(Page 378) Second, dominant platforms can exploit their integration by using their dominance in one market as leverage in negotiations in an unrelated line of business.

This is not necessarily illegal from my view. Yes, it gives you added power to do more things in more spaces, but that’s also the point of business.

(Page 378) And fourth, these firms can use supra-competitive profits from the markets they dominate to subsidize their entry into other markets.

Not commenting on if this is legal or not, but it is incredibly frustrating to me that every big company feels like they need to do everything. Does Google need a movie store? Does Apple need to be in TV/film production? Not to beat a dead horse, but this also reminds me how odd it is to see people get excited when these companies release something and gleefully exclaim how “smaller company X is done for now.”

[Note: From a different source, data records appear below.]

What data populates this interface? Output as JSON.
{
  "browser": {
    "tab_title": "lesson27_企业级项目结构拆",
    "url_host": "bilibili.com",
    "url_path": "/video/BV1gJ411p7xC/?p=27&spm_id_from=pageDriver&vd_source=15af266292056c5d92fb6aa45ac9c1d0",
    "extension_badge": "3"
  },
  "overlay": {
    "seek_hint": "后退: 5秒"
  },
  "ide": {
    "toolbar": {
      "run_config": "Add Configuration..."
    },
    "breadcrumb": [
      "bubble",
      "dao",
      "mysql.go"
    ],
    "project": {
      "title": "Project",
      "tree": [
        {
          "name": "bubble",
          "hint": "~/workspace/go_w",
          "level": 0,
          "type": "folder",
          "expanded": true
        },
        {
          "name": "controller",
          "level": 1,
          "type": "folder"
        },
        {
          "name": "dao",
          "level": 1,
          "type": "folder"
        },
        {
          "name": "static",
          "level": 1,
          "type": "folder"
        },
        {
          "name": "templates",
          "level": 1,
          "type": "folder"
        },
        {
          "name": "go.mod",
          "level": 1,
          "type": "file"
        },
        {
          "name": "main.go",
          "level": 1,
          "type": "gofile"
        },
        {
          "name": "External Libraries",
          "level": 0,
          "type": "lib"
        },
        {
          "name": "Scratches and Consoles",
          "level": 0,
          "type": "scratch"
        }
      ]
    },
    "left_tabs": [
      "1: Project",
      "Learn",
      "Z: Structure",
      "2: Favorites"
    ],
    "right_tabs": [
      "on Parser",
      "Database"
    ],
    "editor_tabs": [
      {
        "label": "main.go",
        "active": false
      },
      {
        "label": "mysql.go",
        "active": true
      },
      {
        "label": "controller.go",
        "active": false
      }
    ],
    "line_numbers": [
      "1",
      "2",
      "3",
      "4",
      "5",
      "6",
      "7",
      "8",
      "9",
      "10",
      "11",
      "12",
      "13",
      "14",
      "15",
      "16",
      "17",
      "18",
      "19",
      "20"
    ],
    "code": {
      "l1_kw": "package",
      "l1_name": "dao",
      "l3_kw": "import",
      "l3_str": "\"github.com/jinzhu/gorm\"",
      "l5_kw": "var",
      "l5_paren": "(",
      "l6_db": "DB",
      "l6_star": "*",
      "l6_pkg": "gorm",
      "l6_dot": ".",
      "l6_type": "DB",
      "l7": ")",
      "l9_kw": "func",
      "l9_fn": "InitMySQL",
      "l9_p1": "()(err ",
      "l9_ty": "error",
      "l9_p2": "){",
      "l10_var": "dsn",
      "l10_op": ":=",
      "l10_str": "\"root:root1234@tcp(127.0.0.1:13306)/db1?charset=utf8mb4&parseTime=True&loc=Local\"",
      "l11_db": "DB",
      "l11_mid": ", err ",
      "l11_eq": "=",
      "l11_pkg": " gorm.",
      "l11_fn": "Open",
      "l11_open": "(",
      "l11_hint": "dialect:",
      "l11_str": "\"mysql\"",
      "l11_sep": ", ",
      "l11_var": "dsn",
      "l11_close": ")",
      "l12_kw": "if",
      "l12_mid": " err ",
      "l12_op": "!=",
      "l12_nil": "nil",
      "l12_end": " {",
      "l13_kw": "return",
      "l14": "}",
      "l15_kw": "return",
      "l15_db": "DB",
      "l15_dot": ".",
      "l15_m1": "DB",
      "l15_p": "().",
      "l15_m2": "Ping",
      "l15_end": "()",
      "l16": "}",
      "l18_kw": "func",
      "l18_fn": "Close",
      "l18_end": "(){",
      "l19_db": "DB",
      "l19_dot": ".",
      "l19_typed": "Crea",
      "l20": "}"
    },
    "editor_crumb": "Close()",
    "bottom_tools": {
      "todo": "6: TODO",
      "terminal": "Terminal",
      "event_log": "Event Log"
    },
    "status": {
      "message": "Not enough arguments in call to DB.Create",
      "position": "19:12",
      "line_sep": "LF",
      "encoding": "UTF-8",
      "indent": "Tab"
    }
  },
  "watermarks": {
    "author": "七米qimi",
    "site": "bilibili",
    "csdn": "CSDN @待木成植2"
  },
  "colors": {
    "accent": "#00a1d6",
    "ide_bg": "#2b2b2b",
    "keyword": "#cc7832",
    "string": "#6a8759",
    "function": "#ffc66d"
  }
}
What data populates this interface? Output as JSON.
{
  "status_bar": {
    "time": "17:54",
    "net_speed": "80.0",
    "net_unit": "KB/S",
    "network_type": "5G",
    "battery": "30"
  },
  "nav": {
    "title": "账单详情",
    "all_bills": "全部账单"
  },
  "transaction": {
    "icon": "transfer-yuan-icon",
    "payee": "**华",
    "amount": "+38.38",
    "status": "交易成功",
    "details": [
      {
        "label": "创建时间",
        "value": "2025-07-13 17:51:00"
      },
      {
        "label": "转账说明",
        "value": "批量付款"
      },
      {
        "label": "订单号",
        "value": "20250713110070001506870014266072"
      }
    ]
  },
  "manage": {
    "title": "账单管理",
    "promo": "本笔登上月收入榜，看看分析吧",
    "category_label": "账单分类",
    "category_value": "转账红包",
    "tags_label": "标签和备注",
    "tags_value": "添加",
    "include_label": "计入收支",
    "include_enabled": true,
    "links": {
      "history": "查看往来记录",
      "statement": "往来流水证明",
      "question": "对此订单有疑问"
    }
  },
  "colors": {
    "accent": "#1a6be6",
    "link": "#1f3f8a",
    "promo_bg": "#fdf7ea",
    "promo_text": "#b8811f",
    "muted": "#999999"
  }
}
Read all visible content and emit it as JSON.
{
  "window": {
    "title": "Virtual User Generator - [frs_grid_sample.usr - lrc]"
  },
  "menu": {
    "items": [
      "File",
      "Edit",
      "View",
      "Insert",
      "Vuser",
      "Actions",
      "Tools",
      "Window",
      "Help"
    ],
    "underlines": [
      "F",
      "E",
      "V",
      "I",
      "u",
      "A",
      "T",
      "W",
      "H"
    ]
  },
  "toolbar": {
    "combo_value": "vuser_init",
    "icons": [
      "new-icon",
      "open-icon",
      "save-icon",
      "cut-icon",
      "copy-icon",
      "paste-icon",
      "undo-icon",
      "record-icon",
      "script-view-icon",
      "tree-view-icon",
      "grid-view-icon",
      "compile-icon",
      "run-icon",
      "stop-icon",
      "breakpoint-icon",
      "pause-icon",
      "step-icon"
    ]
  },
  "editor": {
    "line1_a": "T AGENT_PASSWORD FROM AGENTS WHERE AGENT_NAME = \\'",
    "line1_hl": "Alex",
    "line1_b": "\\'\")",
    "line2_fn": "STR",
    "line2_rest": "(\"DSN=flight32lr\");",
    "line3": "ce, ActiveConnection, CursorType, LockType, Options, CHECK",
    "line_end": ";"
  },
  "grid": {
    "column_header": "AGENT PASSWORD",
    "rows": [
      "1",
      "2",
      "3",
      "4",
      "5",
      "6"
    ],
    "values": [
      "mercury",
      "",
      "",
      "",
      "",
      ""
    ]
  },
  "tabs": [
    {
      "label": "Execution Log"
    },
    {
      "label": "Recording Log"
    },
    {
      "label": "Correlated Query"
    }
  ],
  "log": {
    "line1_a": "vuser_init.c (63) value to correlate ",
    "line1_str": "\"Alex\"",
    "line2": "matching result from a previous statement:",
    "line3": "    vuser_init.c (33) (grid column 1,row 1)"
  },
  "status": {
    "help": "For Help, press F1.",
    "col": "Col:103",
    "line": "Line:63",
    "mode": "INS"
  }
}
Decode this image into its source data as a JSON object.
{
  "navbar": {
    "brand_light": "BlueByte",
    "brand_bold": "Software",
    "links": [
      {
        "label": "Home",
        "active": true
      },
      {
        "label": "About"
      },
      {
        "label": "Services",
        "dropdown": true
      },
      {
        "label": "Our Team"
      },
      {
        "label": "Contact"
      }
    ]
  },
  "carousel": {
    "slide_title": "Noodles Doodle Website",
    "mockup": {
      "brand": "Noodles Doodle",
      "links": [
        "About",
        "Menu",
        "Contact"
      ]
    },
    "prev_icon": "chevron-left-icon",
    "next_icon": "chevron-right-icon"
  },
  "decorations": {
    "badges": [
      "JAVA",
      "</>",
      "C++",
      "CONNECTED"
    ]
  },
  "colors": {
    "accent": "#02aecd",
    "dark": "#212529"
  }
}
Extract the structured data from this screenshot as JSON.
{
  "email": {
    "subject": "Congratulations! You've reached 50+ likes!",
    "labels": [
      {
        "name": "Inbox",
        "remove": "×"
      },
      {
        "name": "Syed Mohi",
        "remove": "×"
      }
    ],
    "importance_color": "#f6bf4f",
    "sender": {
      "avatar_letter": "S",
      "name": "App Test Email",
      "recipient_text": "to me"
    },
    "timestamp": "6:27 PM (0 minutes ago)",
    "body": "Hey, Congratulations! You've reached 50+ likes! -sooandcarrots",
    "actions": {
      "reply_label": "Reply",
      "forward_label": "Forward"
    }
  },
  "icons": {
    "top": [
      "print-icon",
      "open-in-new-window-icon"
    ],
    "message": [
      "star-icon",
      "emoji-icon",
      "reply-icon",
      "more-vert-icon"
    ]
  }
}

(Page 378) To address this underlying conflict of interest, Subcommittee staff recommends that Congress consider legislation that draws on two mainstay tools of the antimonopoly toolkit: structural separation and line of business restrictions.
There it is, the conclusion of what they suggest be done.
The subcommittee also recommends:
  • Implementing rules to prevent these companies from overly advertising their services over competitors
  • Rules that would make switching platforms less painful for consumers
  • Interoperability of services (citing things like email and phones as good examples of this today)
  • More stringent rules around acquisitions that consolidate power
  • Rules aimed at helping publishers work better with Facebooks/Google’s algorithms
  • Rules to restrict how much platform holders can force those building on said platforms
  • Generally strengthening antitrust laws
  • And more

This is an incredibly dense document, and I only really looked at the Apple stuff, which started 333 pages into this thing! I have not even come close to processing this, or even reading close to all of it, but my impressions reading the parts I did was that pretty much everything I read was factually spot on. This wasn't a situation of me knowing all about the Apple business strategy and practices and scoffing at how wrong the politicians got it; in fact, I was surprised how accurate everything was. The conclusions one draws from those will differ, but the simple facts offered seemed really good to me.

On the conclusions themselves, I think a lot was recommended here, and while certainly not even close to all of it will be implemented, there is some stuff in there that would be real disrutions to these companies.

I'll eagerly be awaiting commentary from those who know the law better than me and can add more context around how sweeping these changes are and how reasonable they are in the first place.

The one thing I know for certain is that the companies involved in this report are not reading this today and thinking, "wow, this is great stuff!"